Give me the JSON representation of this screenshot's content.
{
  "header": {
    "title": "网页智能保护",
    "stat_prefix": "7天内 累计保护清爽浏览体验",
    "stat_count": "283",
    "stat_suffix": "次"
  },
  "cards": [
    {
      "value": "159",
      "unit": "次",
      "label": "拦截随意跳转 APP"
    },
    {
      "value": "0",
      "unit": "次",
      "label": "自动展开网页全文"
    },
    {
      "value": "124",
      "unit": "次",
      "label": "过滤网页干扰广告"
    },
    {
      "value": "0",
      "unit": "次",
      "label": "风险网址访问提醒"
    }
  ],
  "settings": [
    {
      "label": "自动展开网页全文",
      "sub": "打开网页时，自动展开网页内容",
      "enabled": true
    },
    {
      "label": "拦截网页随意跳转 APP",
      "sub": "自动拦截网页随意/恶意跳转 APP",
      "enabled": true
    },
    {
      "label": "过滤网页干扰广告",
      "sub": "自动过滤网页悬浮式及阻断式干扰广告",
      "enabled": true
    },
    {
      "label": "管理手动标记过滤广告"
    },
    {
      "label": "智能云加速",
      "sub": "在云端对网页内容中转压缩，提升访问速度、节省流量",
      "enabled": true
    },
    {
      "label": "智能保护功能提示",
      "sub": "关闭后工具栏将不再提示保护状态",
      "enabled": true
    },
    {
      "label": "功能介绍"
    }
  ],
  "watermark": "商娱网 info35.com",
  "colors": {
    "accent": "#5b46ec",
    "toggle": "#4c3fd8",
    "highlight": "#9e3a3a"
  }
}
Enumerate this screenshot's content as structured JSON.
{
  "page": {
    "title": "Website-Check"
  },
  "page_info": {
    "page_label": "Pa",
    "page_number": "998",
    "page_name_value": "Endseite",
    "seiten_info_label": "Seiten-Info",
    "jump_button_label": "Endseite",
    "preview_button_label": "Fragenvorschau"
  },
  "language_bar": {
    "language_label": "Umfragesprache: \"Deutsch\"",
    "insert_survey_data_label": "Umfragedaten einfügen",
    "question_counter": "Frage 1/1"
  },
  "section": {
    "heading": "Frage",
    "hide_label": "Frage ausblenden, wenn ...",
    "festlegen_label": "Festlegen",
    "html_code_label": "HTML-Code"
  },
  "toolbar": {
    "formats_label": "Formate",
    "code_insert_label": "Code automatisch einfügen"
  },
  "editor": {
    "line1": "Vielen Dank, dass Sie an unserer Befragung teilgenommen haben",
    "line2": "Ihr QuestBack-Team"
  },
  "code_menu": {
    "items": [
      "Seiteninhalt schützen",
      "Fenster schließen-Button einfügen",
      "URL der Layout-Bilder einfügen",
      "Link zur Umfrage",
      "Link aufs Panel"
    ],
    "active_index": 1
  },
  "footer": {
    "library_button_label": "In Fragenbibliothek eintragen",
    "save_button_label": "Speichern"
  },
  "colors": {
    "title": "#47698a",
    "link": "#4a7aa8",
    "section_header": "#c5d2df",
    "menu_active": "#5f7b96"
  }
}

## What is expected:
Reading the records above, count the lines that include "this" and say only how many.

## Answer box:
2